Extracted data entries
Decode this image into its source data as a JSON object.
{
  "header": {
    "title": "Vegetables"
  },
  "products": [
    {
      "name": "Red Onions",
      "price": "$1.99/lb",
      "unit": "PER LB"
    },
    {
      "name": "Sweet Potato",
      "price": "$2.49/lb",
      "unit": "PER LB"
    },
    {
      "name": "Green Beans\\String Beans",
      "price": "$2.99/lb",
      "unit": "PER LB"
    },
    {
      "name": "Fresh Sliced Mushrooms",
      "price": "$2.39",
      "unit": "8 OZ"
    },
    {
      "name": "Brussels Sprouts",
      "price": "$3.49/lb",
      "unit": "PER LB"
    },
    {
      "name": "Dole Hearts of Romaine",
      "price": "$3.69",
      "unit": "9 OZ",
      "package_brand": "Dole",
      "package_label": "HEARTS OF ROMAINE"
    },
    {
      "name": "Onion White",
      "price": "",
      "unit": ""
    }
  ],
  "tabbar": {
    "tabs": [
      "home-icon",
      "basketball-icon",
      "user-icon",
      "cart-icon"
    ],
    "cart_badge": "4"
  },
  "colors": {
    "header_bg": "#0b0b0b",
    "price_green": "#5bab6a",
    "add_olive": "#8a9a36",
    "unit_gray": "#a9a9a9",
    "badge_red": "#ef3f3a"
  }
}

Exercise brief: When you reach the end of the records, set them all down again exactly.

Output:
Decode this image into its source data as a JSON object.
{
  "header": {
    "title": "Vegetables"
  },
  "products": [
    {
      "name": "Red Onions",
      "price": "$1.99/lb",
      "unit": "PER LB"
    },
    {
      "name": "Sweet Potato",
      "price": "$2.49/lb",
      "unit": "PER LB"
    },
    {
      "name": "Green Beans\\String Beans",
      "price": "$2.99/lb",
      "unit": "PER LB"
    },
    {
      "name": "Fresh Sliced Mushrooms",
      "price": "$2.39",
      "unit": "8 OZ"
    },
    {
      "name": "Brussels Sprouts",
      "price": "$3.49/lb",
      "unit": "PER LB"
    },
    {
      "name": "Dole Hearts of Romaine",
      "price": "$3.69",
      "unit": "9 OZ",
      "package_brand": "Dole",
      "package_label": "HEARTS OF ROMAINE"
    },
    {
      "name": "Onion White",
      "price": "",
      "unit": ""
    }
  ],
  "tabbar": {
    "tabs": [
      "home-icon",
      "basketball-icon",
      "user-icon",
      "cart-icon"
    ],
    "cart_badge": "4"
  },
  "colors": {
    "header_bg": "#0b0b0b",
    "price_green": "#5bab6a",
    "add_olive": "#8a9a36",
    "unit_gray": "#a9a9a9",
    "badge_red": "#ef3f3a"
  }
}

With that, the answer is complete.